Here are a few personal highlights from the FPGA 2020 conference, which took place this week in Seaside, California. (Main photo credit: George Constantinides.) Jakub Szefer's invited talk on "Thermal and Voltage Side Channels and Attacks in Cloud FPGAs" described a rather nifty side-channel through which secrets could be leaked in the context of cloud-based… Continue reading Highlights from FPGA 2020

A plot twist! Drawing better graphs in PL papers

In this post, I'd like to share some thoughts I've accumulated over the past few years about how to draw better graphs. To get straight to the point, I have two concrete recommendations: normalised data should usually be plotted on a logarithmic scale, andscatter plots can be easier to understand than bar charts. I'll now… Continue reading A plot twist! Drawing better graphs in PL papers

Loop invariants – where should we put them?

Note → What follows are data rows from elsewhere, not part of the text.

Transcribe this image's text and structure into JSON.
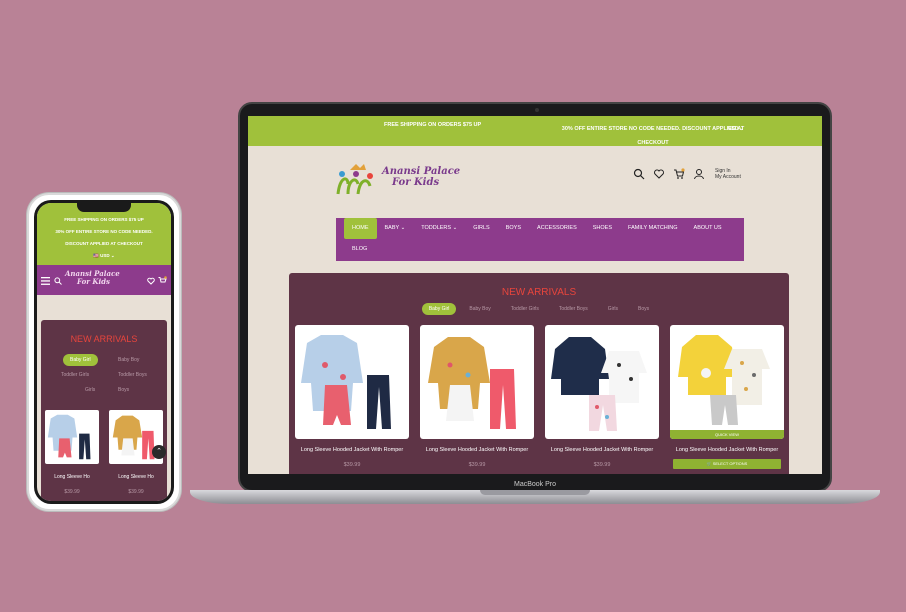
{
  "colors": {
    "accent": "#a0c13b",
    "brand_purple": "#8d3b8c",
    "section_bg": "#5e3446",
    "title_red": "#e8453c",
    "background": "#b98296"
  },
  "laptop": {
    "brand": "MacBook Pro",
    "topbar": {
      "shipping": "FREE SHIPPING ON ORDERS $75 UP",
      "discount": "30% OFF ENTIRE STORE NO CODE NEEDED. DISCOUNT APPLIED AT CHECKOUT",
      "currency": "USD"
    },
    "logo": {
      "line1": "Anansi Palace",
      "line2": "For Kids"
    },
    "header": {
      "signin": "Sign In",
      "account": "My Account"
    },
    "nav": [
      "HOME",
      "BABY",
      "TODDLERS",
      "GIRLS",
      "BOYS",
      "ACCESSORIES",
      "SHOES",
      "FAMILY MATCHING",
      "ABOUT US",
      "BLOG"
    ],
    "arrivals": {
      "title": "NEW ARRIVALS",
      "tabs": [
        "Baby Girl",
        "Baby Boy",
        "Toddler Girls",
        "Toddler Boys",
        "Girls",
        "Boys"
      ],
      "products": [
        {
          "name": "Long Sleeve Hooded Jacket With Romper",
          "price": "$39.99"
        },
        {
          "name": "Long Sleeve Hooded Jacket With Romper",
          "price": "$39.99"
        },
        {
          "name": "Long Sleeve Hooded Jacket With Romper",
          "price": "$39.99"
        },
        {
          "name": "Long Sleeve Hooded Jacket With Romper",
          "quick_view": "QUICK VIEW",
          "select": "SELECT OPTIONS"
        }
      ]
    }
  },
  "phone": {
    "topbar": {
      "line1": "FREE SHIPPING ON ORDERS $75 UP",
      "line2": "30% OFF ENTIRE STORE NO CODE NEEDED.",
      "line3": "DISCOUNT APPLIED AT CHECKOUT",
      "currency": "USD"
    },
    "logo": {
      "line1": "Anansi Palace",
      "line2": "For Kids"
    },
    "arrivals": {
      "title": "NEW ARRIVALS",
      "tabs": [
        "Baby Girl",
        "Baby Boy",
        "Toddler Girls",
        "Toddler Boys",
        "Girls",
        "Boys"
      ],
      "products": [
        {
          "name": "Long Sleeve Ho",
          "price": "$39.99"
        },
        {
          "name": "Long Sleeve Ho",
          "price": "$39.99"
        }
      ]
    }
  }
}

Many verification-oriented programming languages have built-in support for attaching loop invariants to loops. A loop invariant is a condition that holds in four different places: immediately before the loop, at the start of each iteration (before evaluating the test condition), at the end of each iteration, and immediately after the loop. Usually, the invariants are… Continue reading Loop invariants – where should we put them?